ROME, ITALY — In response to international demands for further vaccination solidarity, Pfizer and BioNTech, American & German pharmaceutical firm, announced on Friday that they would distribute 2 billion doses of their COVID-19 vaccine to medium- and low-income countries over the next 18 months.
The firms made the announcement at a public health conference in Rome co-hosted by the European Union’s executive arm and Italy, where they produced the first vaccine to be approved for use in the United States and Europe.
Pfizer CEO Albert Bourla stated that a billion doses will be distributed this year and another billion in 2022.
It was uncertain if the doses would be delivered via the United Nations-backed COVAX scheme, which seeks to guarantee equal access to COVID-19 shots for low- and middle-income countries, or whether they would be purchased directly from the companies at a discounted price.
Bourla said his organization introduced a three-tiered pricing policy last year to ensure that low-income countries get shots for free and that middle-income countries pay only half the amount that wealthy countries pay.
The COVAX campaign experienced a significant setback earlier this week when its largest provider, the Serum Institute of India, declared that due to the COVID-19 crisis on the subcontinent, it would definitely not sell any more vaccines until the end of the year.
Poorer nations are unable to obtain supplies as vaccine programs begin in the Western world. This week, the United Nations Security Council voiced concern about the insufficient amount of doses that have made it to Africa.
Tedros Adhanom Ghebreyesus, the head of the World Health Organization, encouraged wealthy countries to donate vaccines before immunizing younger people, such as infants, last week. Allowing the virus to spread unchecked everywhere in the world, experts say, may result in the appearance of potentially harmful variants.
Italian Prime Minister Mario Draghi said at a public health summit in Rome on Friday that over 1.5 billion vaccine doses have been given in over 180 countries around the world. Low-income nations accounted for just 0.3 percent of the total, while wealthier countries accounted for 85 percent.

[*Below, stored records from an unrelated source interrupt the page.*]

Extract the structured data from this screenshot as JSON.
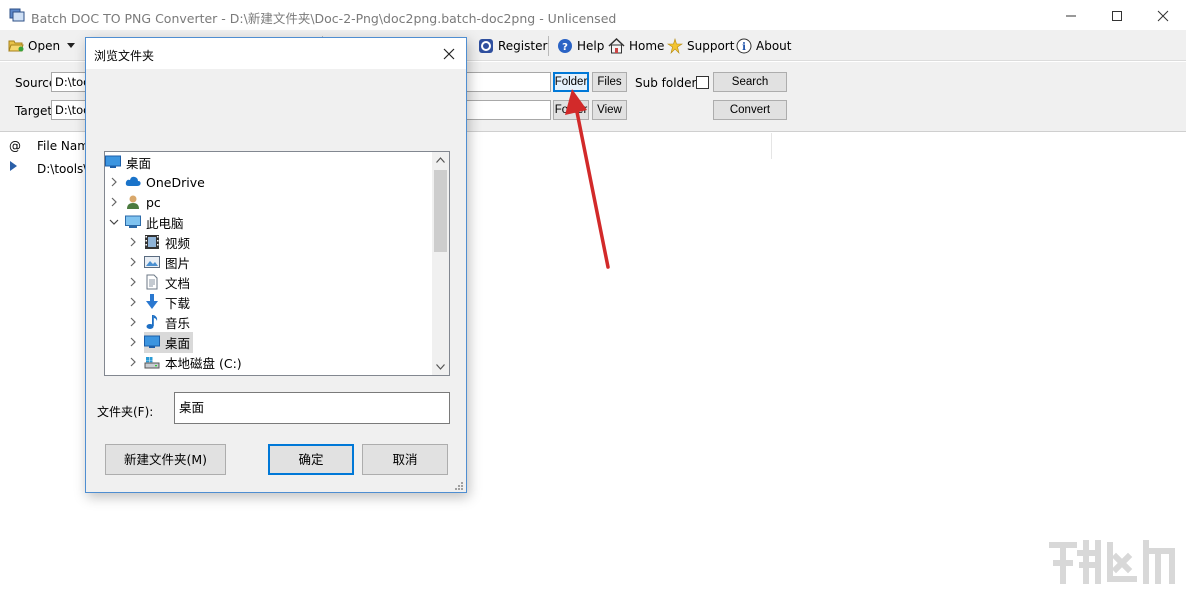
{
  "window": {
    "title": "Batch DOC TO PNG Converter - D:\\新建文件夹\\Doc-2-Png\\doc2png.batch-doc2png - Unlicensed"
  },
  "toolbar": {
    "open_label": "Open",
    "register_label": "Register",
    "help_label": "Help",
    "home_label": "Home",
    "support_label": "Support",
    "about_label": "About"
  },
  "source": {
    "label": "Source",
    "path_value": "D:\\too",
    "folder_button": "Folder",
    "files_button": "Files",
    "subfolders_label": "Sub folders",
    "subfolders_checked": false,
    "search_button": "Search"
  },
  "target": {
    "label": "Target",
    "path_value": "D:\\too",
    "folder_button": "Folder",
    "view_button": "View",
    "convert_button": "Convert"
  },
  "file_list": {
    "columns": [
      "@",
      "File Name"
    ],
    "rows": [
      {
        "name": "D:\\tools\\桌"
      }
    ]
  },
  "dialog": {
    "title": "浏览文件夹",
    "tree": [
      {
        "label": "桌面",
        "icon": "desktop-icon",
        "level": 0
      },
      {
        "label": "OneDrive",
        "icon": "cloud-icon",
        "level": 1
      },
      {
        "label": "pc",
        "icon": "user-icon",
        "level": 1
      },
      {
        "label": "此电脑",
        "icon": "computer-icon",
        "level": 1,
        "expanded": true
      },
      {
        "label": "视频",
        "icon": "video-icon",
        "level": 2
      },
      {
        "label": "图片",
        "icon": "pictures-icon",
        "level": 2
      },
      {
        "label": "文档",
        "icon": "documents-icon",
        "level": 2
      },
      {
        "label": "下载",
        "icon": "download-icon",
        "level": 2
      },
      {
        "label": "音乐",
        "icon": "music-icon",
        "level": 2
      },
      {
        "label": "桌面",
        "icon": "desktop-icon",
        "level": 2,
        "selected": true
      },
      {
        "label": "本地磁盘 (C:)",
        "icon": "drive-icon",
        "level": 2
      }
    ],
    "folder_label": "文件夹(F):",
    "folder_value": "桌面",
    "new_folder_button": "新建文件夹(M)",
    "ok_button": "确定",
    "cancel_button": "取消"
  },
  "colors": {
    "annotation_arrow": "#d22a2a",
    "focus_blue": "#0078d7",
    "toolbar_bg": "#f0f0f0"
  }
}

“The disparities in vaccination rates are staggering,” Draghi said at the forum, which was attended by leaders from the Group of 20 industrialized and emerging market countries, as well as heads of international organizations. “Not only are these inequalities unfair, but they are also a threat because the virus will mutate dangerously and disrupt even the most active vaccine program if it is allowed to spread openly around the world.”

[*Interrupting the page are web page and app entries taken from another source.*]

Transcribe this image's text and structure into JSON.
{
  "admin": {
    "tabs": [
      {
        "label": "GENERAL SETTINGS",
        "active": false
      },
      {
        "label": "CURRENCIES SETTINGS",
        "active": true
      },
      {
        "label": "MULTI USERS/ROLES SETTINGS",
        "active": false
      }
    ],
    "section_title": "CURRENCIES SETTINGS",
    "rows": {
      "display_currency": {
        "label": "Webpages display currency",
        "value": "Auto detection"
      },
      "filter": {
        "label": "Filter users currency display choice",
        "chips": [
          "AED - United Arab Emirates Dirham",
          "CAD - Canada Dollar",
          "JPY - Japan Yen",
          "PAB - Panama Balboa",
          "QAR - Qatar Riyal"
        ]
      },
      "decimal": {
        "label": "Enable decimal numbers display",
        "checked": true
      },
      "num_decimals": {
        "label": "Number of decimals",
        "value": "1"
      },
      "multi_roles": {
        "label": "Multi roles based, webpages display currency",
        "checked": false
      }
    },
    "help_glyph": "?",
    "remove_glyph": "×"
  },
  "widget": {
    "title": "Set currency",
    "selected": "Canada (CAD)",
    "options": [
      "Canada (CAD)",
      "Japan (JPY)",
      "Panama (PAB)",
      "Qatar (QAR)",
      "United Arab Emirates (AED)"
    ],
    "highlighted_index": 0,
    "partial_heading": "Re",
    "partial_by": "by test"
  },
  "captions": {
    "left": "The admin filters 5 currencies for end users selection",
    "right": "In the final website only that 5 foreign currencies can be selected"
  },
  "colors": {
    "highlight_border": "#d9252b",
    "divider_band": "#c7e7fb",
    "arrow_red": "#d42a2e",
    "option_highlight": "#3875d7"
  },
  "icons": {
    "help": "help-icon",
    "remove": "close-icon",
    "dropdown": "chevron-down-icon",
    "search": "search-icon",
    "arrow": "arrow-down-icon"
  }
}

On the eve of the meeting, the president of the World Trade Organization said it’s also critical to diversify vaccine manufacturing and provide more development in Africa and Latin America to counter inequalities and contain the pandemic. Many of the same points made by WTO Director-General Okonjo-Iweala were presented by the European Union, with a focus on increasing industrial activity in Africa.
“Today, Africa imports 99 percent of its vaccines, and this needs to change,” says Ursula von der Leyen, President of the European Commission. “As a result, team Europe is launching an initiative with African partners to help Africa develop vaccine development. The project will provide a series of regional hubs throughout the continent, using the entire toolkit of team Europe, including a one-billion-euro ($1.2-billion) investment.”
Despite the US government’s recent call to waive COVID-19 vaccine patents in order to raise stocks, summit participants were required to insist that intellectual property rights were an effective tool for increasing vaccine production.
However, David Sassoli, an Italian member of the European Parliament, believes that exchanging patents is necessary during the current health crisis.
“The international community as a whole must bear the blame. This is why we endorse the call for a new global framework to improve the common structure for disease surveillance and response,” he added.
Sassoli’s point of view is not universally shared; EU countries cannot agree to a temporary waiver of patent rights for COVID-19 vaccines. Patent waivers, according to EU officials, will have no short- or intermediate-term benefit and may also have a detrimental effect.
Italy is open to the proposal, according to Draghi, as long as the waiver is “targeted which time-limited, and does not threaten pharmaceutical firms’ incentives to innovate.”